Thanks.
Carter
Title: Re: Arduino Uno buck converter shield
Post by: basline on Apr 18, 2014, 06:10 am
Hey Antman,

I'd also be really interested in your schematic. I had a project to build a peltier driven  heating and cooling device that has largely floundered because of the design and (mostly) assembly of the buck converter. A schematic for this would be really helpful.
Title: Re: Arduino Uno buck converter shield
Post by: Rusdy on Apr 26, 2014, 11:34 pm

Very cool, I have been trying something similar with a boost converter...



Hi Dan,
It's been awhile since your last post, how's your boost converter going?

I've built the boost converter with mppt to charge ebike battery using solar panel, but most (pretty much all) arduino uno processing power goes to the custom pwm, as I need pwm freq faster than 50kHz. I should research to uno pwm capability better shouldn't I?
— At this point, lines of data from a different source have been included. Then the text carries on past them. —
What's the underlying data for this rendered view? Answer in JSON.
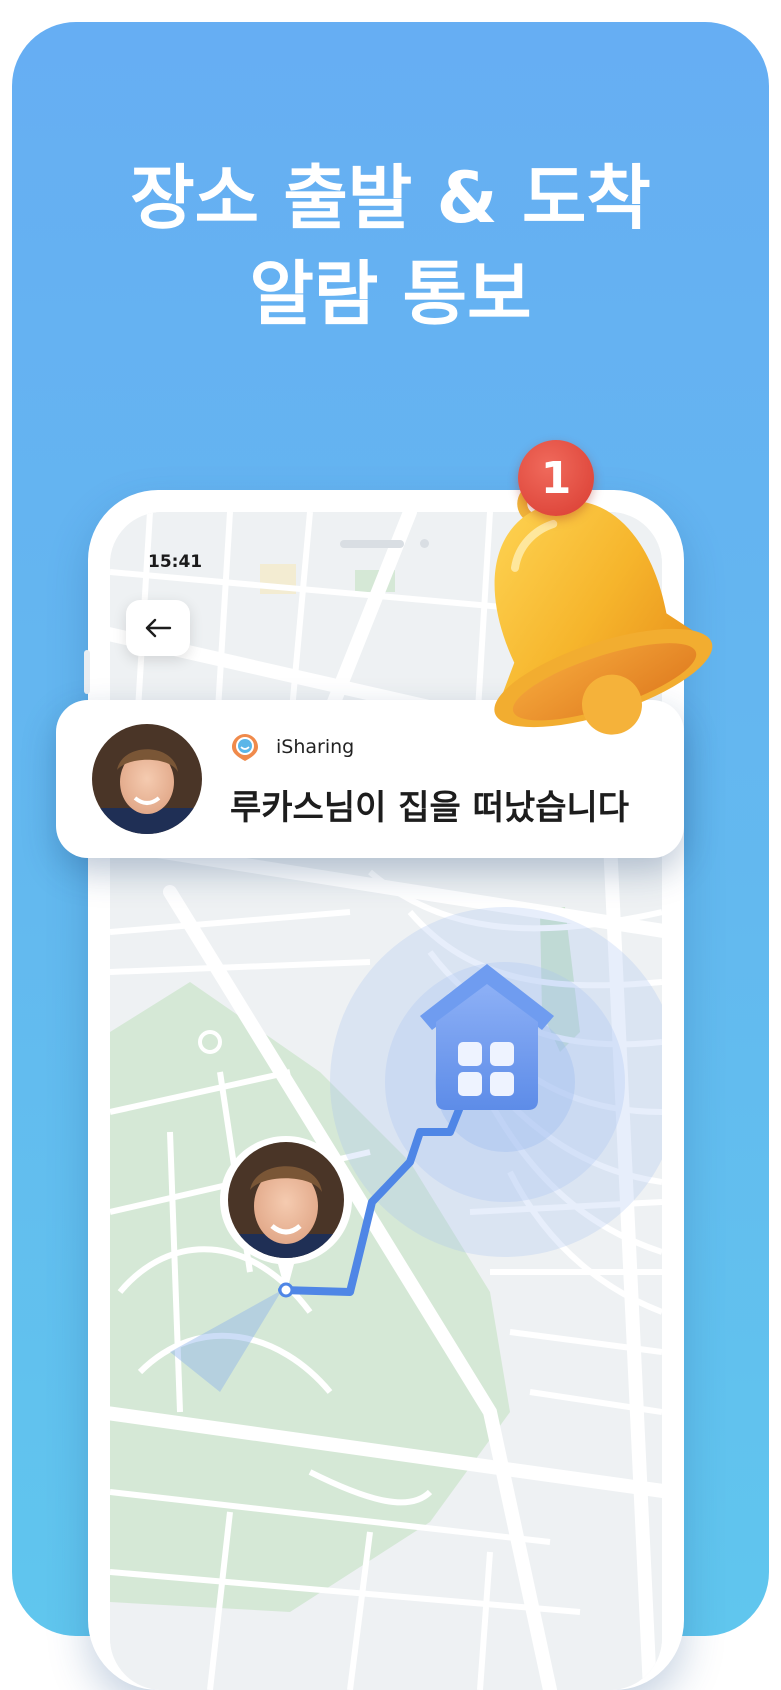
{
  "headline": {
    "line1": "장소 출발 & 도착",
    "line2": "알람 통보"
  },
  "status_bar": {
    "time": "15:41"
  },
  "notification": {
    "app_name": "iSharing",
    "message": "루카스님이 집을 떠났습니다"
  },
  "badge": {
    "count": "1"
  },
  "colors": {
    "background_top": "#66aef3",
    "background_bottom": "#60c6ee",
    "route": "#4f86e6",
    "home_pin": "#6f9cf0",
    "bell": "#f6c43a",
    "badge": "#e0473b",
    "park": "#d5e8d6"
  },
  "icons": {
    "back": "arrow-left-icon",
    "bell": "bell-icon",
    "home": "home-icon",
    "app": "isharing-logo-icon"
  }
}
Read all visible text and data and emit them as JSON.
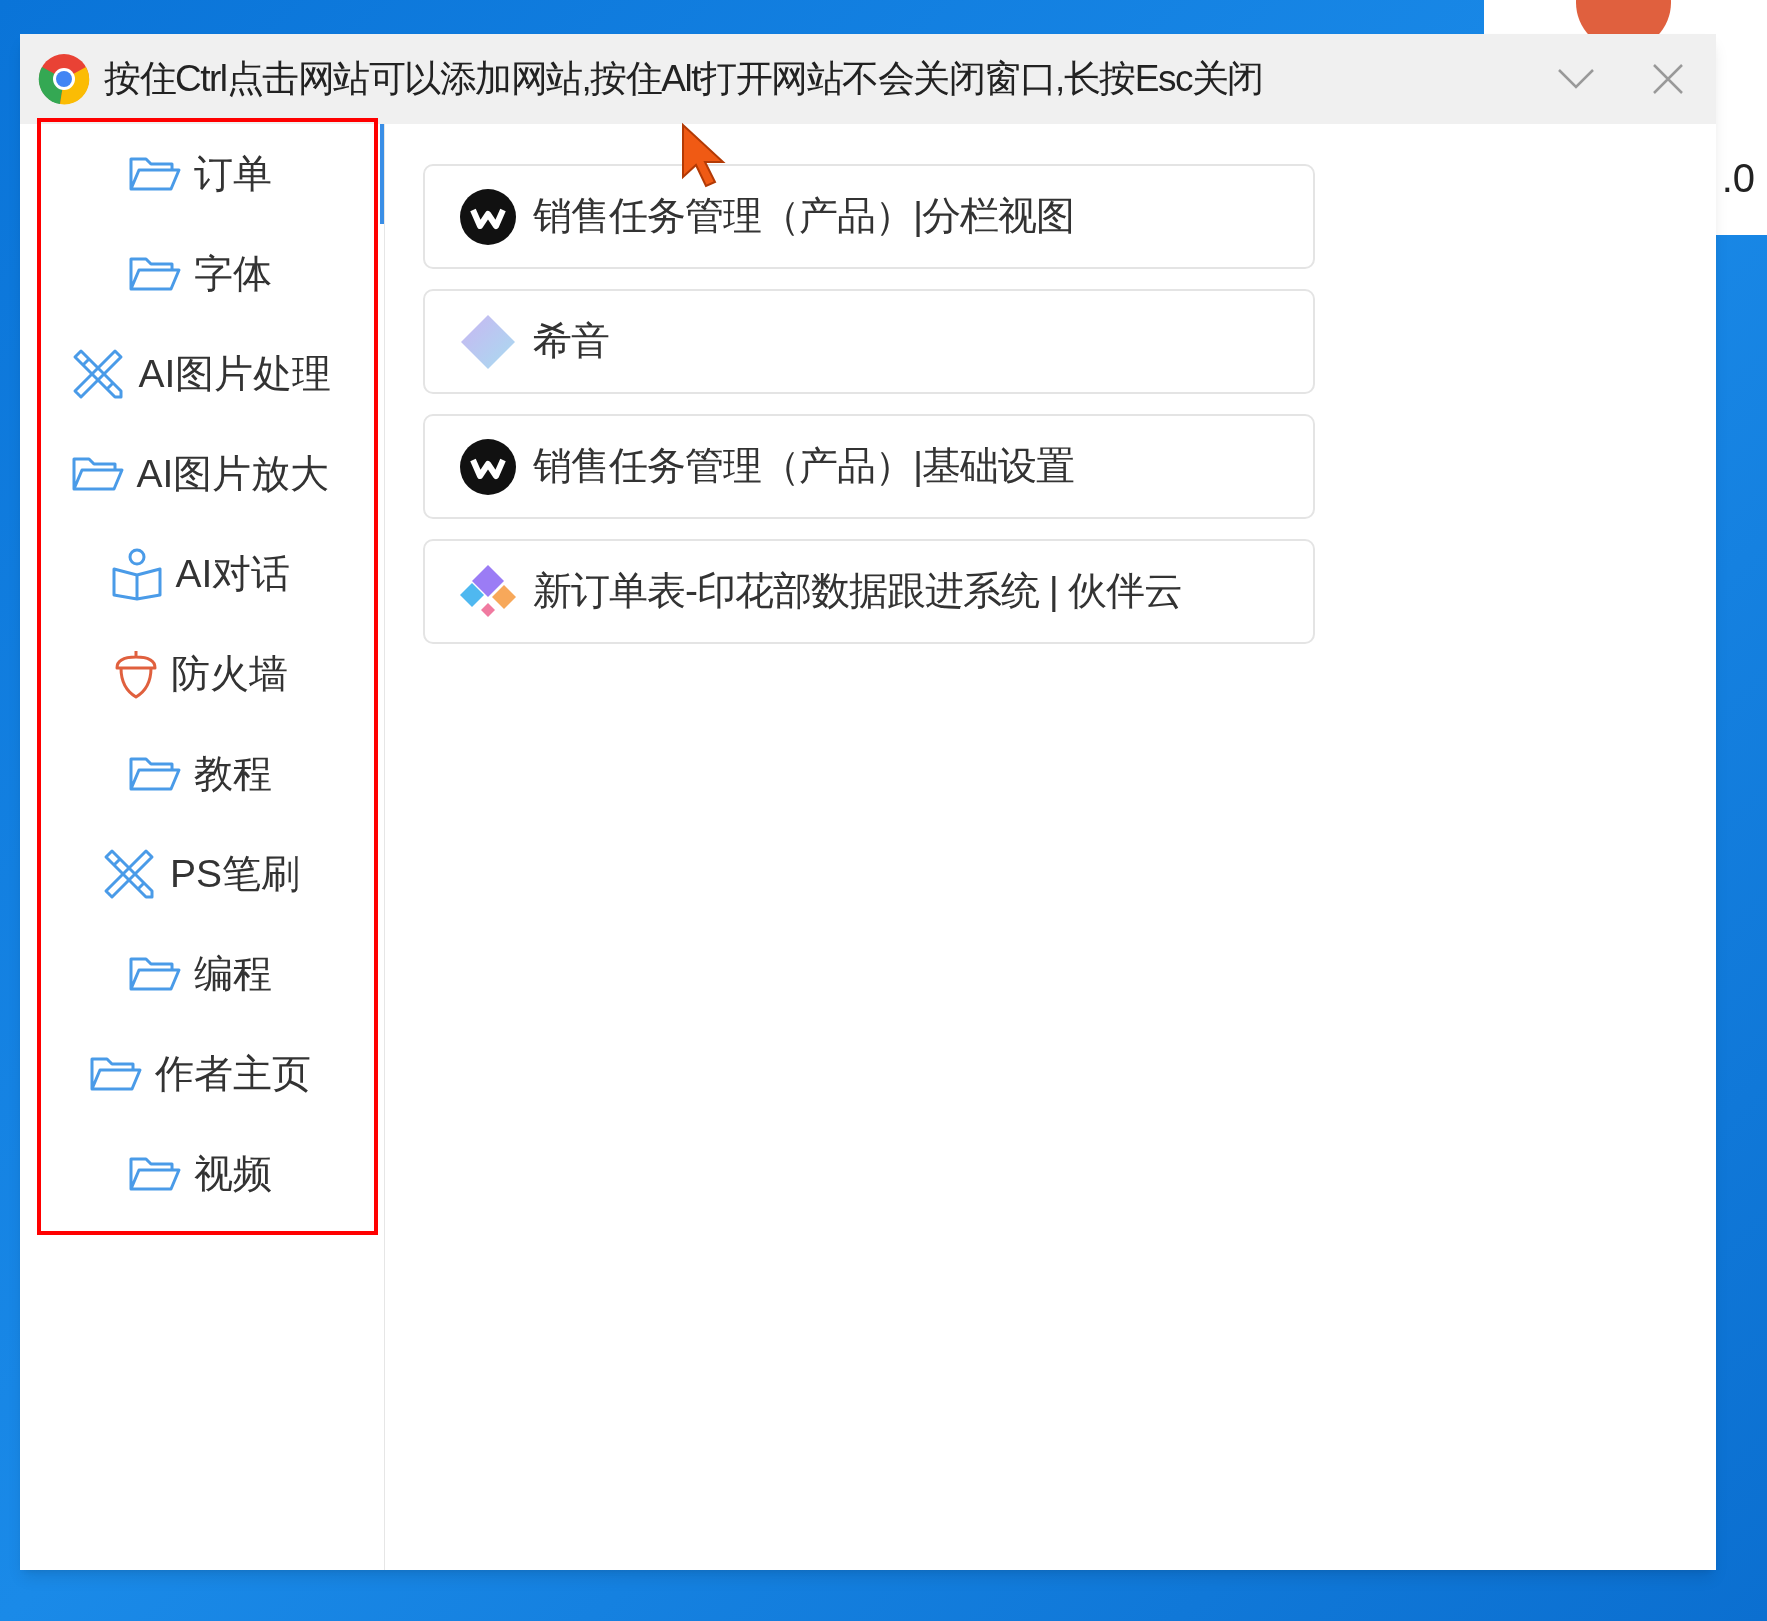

Anyhoo, trying to fly my flag here, my boost mppt charger, works well and tested, here:
http://epxhilon.blogspot.com.au/2014/04/bmppt-solar-charger-2.html

Title: Re: Arduino Uno buck converter shield
Post by: antman85 on Jun 24, 2014, 11:04 am
Hi Rudsy

I just stumbled on your blog showing your MPPT boost converter. Great job! It looks like you have really nailed the software.
I have been working on a new buck converter shield for the last week and I've just ordered the parts to put it together. Hopefully if it all goes well I might be able to adapt my hardware to work with your software. I could even look at making a boost converter instead of a buck.
See the progress here
http://forum.arduino.cc/index.php?topic=247320.0
Where are you located?
Title: Re: Arduino Uno buck converter shield
Post by: SHARANYADAS on Jan 10, 2018, 12:05 pm
Where is the circuit diagram?I am intended to built one for MPPT solar charge controller construction for my home use.I know it's a bit late!But i will be greatfull if you provide the circuit diagram....